*Saved entries*:
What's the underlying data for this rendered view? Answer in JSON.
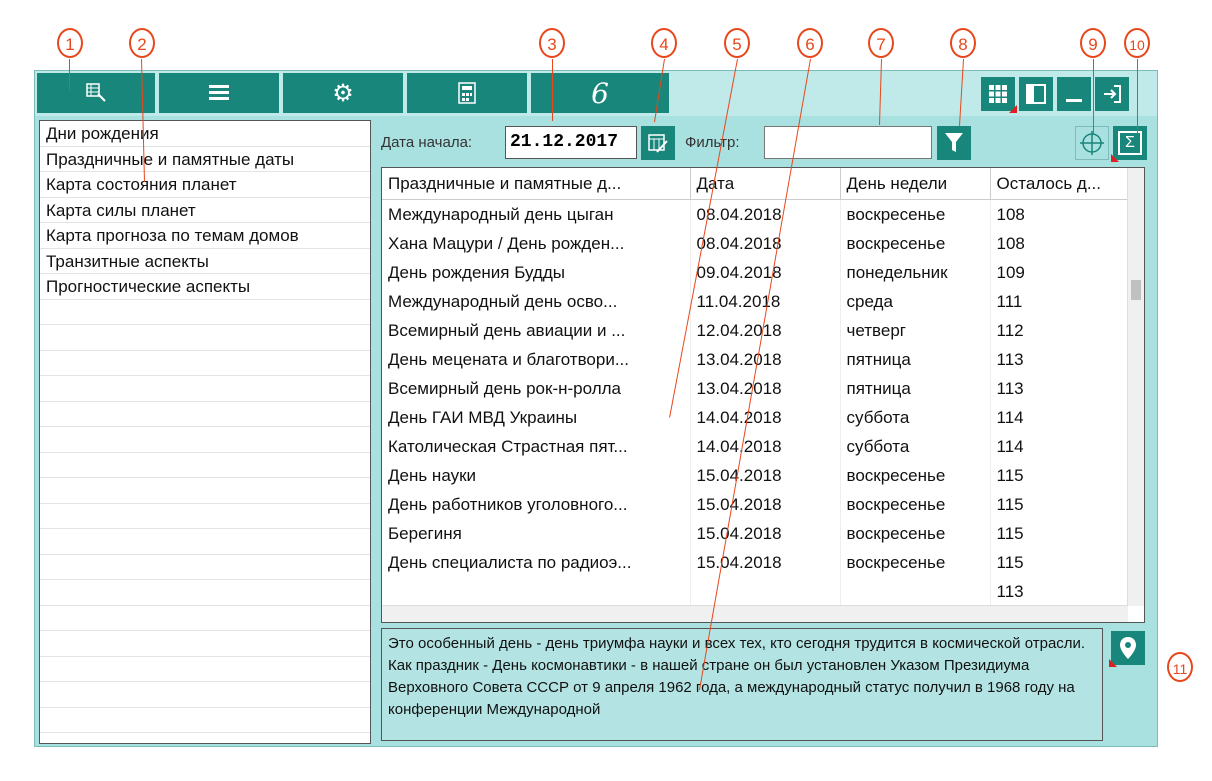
{
  "callouts": [
    "1",
    "2",
    "3",
    "4",
    "5",
    "6",
    "7",
    "8",
    "9",
    "10",
    "11"
  ],
  "toolbar": {
    "tabs": [
      {
        "icon": "chart-table-icon"
      },
      {
        "icon": "list-icon"
      },
      {
        "icon": "gear-icon"
      },
      {
        "icon": "calculator-icon"
      },
      {
        "icon": "signature-icon"
      }
    ],
    "right_buttons": [
      {
        "icon": "grid-view-icon"
      },
      {
        "icon": "panel-layout-icon"
      },
      {
        "icon": "minimize-icon"
      },
      {
        "icon": "exit-icon"
      }
    ]
  },
  "sidebar": {
    "items": [
      "Дни рождения",
      "Праздничные и памятные даты",
      "Карта состояния планет",
      "Карта силы планет",
      "Карта прогноза по темам домов",
      "Транзитные аспекты",
      "Прогностические аспекты"
    ]
  },
  "controls": {
    "date_label": "Дата начала:",
    "date_value": "21.12.2017",
    "filter_label": "Фильтр:",
    "filter_value": ""
  },
  "table": {
    "columns": [
      "Праздничные и памятные д...",
      "Дата",
      "День недели",
      "Осталось д..."
    ],
    "rows": [
      [
        "Международный день цыган",
        "08.04.2018",
        "воскресенье",
        "108"
      ],
      [
        "Хана Мацури / День рожден...",
        "08.04.2018",
        "воскресенье",
        "108"
      ],
      [
        "День рождения Будды",
        "09.04.2018",
        "понедельник",
        "109"
      ],
      [
        "Международный день осво...",
        "11.04.2018",
        "среда",
        "111"
      ],
      [
        "Всемирный день авиации и ...",
        "12.04.2018",
        "четверг",
        "112"
      ],
      [
        "День мецената и благотвори...",
        "13.04.2018",
        "пятница",
        "113"
      ],
      [
        "Всемирный день рок-н-ролла",
        "13.04.2018",
        "пятница",
        "113"
      ],
      [
        "День ГАИ МВД Украины",
        "14.04.2018",
        "суббота",
        "114"
      ],
      [
        "Католическая Страстная пят...",
        "14.04.2018",
        "суббота",
        "114"
      ],
      [
        "День науки",
        "15.04.2018",
        "воскресенье",
        "115"
      ],
      [
        "День работников уголовного...",
        "15.04.2018",
        "воскресенье",
        "115"
      ],
      [
        "Берегиня",
        "15.04.2018",
        "воскресенье",
        "115"
      ],
      [
        "День специалиста по радиоэ...",
        "15.04.2018",
        "воскресенье",
        "115"
      ],
      [
        "",
        "",
        "",
        "113"
      ]
    ]
  },
  "description": "Это особенный день - день триумфа науки и всех тех, кто сегодня трудится в космической отрасли. Как праздник - День космонавтики - в нашей стране он был установлен Указом Президиума Верховного Совета СССР от 9 апреля 1962 года, а международный статус получил в 1968 году на конференции Международной",
  "colors": {
    "accent": "#18867b",
    "panel": "#a9e1e0",
    "callout": "#e8471c"
  }
}
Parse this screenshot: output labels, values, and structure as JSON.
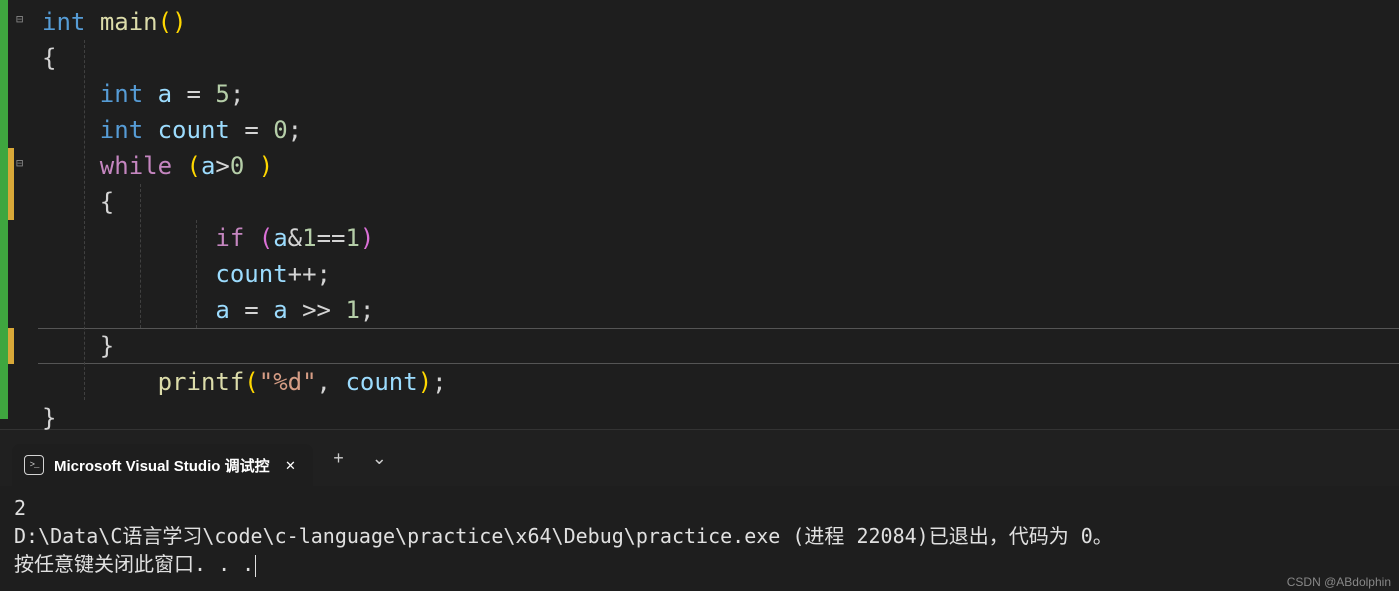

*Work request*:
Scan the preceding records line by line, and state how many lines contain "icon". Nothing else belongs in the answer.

*Final answer*:
9